If you’ve already created your estate plan (i.e. a will and trust, plus a few other documents), then you’re ahead of most of the American population. However, things can still go wrong, even when you’ve created a proper estate plan. Here are a five common estate planning mistakes:

  1. Failing to fund your trust.

I covered this in my previous blog article. Your trust is only in charge of the assets it owns in its own name. Everything else is still part of the general estate. If you do not change the title to your assets or, at a bare minimum, declare what assets are considered to be trust assets, then your trust will not be funded, and your estate will most likely still have to go through probate.

  1. Failing to properly title your assets.

This is the flip side of not funding your trust. Sometimes, a person does fund their trust, but then they later acquire a new asset in their own name. When they die, that asset is still in their name, and there is nothing to suggest that they intended it to be a trust asset. If the asset was worth enough, then it will have to go through probate. This is only slightly better than not funding your trust at all because, at least in this case, you’re only probating one or two assets rather than the full estate.

  1. Failing to plan for future disabilities.

Most people with a special needs child or beneficiary will make sure to include a Special Needs Trust in their estate plan so that the beneficiary is provided for and still has access to government benefits for the permanently disabled. However, many people do not consider the fact that not all disabilities are genetic. A person could get injured later in life, and that injury could be severe enough that they can no longer support themselves. In that instance, an inheritance is more of a curse than a blessing because an inheritance will disqualify them from government benefits for as long as they have the money (and applying or re-applying for government benefits is a nightmare all its own). If they want to keep their benefits, they would have to create their own Special Needs Trust, and a first-party Special Needs Trust is not as beneficial as a third-party Special Needs Trust (i.e., one that you create for them, as opposed to one they create for themselves). That’s why it’s a good idea to always have a Special Needs Clause, allowing the trustee to create a Special Needs Trust just in case it becomes necessary for any of your beneficiaries.

  1. Failing to update your trust.

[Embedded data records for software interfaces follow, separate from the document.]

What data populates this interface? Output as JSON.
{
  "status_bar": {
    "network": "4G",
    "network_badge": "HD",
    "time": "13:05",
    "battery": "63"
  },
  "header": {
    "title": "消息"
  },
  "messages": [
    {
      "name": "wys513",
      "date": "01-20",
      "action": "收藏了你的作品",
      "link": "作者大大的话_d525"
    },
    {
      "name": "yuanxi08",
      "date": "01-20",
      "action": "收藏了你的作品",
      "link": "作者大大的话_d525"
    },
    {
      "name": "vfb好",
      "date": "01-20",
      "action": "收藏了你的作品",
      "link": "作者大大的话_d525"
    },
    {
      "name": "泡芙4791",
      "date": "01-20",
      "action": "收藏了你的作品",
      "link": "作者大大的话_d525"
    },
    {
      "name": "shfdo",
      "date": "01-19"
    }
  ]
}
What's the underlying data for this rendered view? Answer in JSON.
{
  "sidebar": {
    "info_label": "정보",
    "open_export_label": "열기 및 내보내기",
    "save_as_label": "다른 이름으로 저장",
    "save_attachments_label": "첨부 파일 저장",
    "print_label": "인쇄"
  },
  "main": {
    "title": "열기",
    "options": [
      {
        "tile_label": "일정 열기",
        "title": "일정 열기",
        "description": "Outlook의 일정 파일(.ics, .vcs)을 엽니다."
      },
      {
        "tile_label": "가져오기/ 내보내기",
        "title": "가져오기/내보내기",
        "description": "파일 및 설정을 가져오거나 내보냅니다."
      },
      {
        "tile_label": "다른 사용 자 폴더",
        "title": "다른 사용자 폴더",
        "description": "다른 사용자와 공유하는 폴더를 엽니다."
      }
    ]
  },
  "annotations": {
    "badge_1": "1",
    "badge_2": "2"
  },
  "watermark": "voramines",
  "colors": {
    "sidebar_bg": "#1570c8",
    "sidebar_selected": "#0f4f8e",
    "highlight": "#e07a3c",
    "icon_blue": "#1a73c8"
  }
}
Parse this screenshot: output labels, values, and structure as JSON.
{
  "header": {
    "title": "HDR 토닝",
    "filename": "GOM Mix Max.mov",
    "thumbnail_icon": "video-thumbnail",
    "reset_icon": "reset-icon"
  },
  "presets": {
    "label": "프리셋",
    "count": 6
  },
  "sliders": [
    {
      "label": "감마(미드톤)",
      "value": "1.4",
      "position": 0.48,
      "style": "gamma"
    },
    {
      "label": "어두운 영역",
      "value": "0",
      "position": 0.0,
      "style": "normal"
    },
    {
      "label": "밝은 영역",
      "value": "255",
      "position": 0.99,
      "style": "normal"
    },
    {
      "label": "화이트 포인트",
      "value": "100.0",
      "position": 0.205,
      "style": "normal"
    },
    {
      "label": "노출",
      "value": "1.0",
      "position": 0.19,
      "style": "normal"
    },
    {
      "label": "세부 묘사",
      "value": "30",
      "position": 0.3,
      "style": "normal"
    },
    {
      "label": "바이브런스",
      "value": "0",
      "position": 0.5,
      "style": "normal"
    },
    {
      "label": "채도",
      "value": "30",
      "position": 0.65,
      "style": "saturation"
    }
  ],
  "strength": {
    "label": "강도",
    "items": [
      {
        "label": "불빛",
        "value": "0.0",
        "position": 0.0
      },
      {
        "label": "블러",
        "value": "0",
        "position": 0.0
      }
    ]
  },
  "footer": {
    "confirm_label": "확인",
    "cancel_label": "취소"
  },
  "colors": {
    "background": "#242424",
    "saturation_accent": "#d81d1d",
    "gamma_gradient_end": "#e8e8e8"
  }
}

Unfortunately, estate planning is not a “one-and-done” process. Life happens, and updating your estate plan as your circumstances change is important. Otherwise, you have cases like Heath Ledger’s, where his child did not inherit from his estate because he failed to update his estate plan after she was born. Michael Crighton had a similar issue, where he did not update his estate plan when he knew he would die before his wife had their baby, and his estate plan stated that only the people he referenced by name could inherit from the estate. After his death, his adult children used his estate plan to insist he did not intend for that child to inherit. You also have issues where all the nominated trustees are deceased, or someone was gifted an asset that’s no longer in the estate (and that was the only gift they were supposed to get), or the detested ex-spouse gets a chunk of the estate because they were never formally removed, etc., which leads to my next point.

  1. Failing to explicitly disinherit heirs.

If there is someone you don’t want to inherit from you, and they are (or could be) entitled to an inheritance under the law, you want to make sure that you mention them by name and explicitly state that they cannot inherit from you. Otherwise, they could claim they were unintentionally omitted, and your estate could be tied up in litigation for years. For example, I had a client some time ago whose husband had recently passed. About two years after their last estate plan update a woman approached him, claiming to be his child (from before his marriage, in case you were wondering). According to the widow, the more he got to know this woman claiming to be his daughter the less he wanted a relationship with her, but he never updated the estate plan. After his death, the woman petitioned the court to inherit as an omitted child. Since he had never stated his position one way or the other, the case proceeded to litigation. There are also cases where a known child was not included in the distribution list, but since they weren’t specifically disinherited, they had grounds to go to court for a share of the estate. All told it’s much better to explicitly state that you do not want them to inherit (and if you want to go the extra mile, give the reasons why.)

Of course, many other mistakes can be made in the estate planning process, but these are some of the more common ones. That’s why it’s always important to review your estate plan before and after signing and make updates as things change or as you become aware of new issues to consider.

Avoid these common estate planning mistakes by reviewing your estate plan with an attorney to ensure it’s up to date and covers what matters to you most. Please feel free to contact me with any questions or schedule a review at kaway@kawaylaw.com.

Kelly Way Attorney pic and bio Kelley Way was born and raised in Walnut Creek, California. She graduated from UC Davis with a B.A. in English, followed by a Juris Doctorate. Kelley is a member of the California Bar and an aspiring writer of young adult fantasy novels.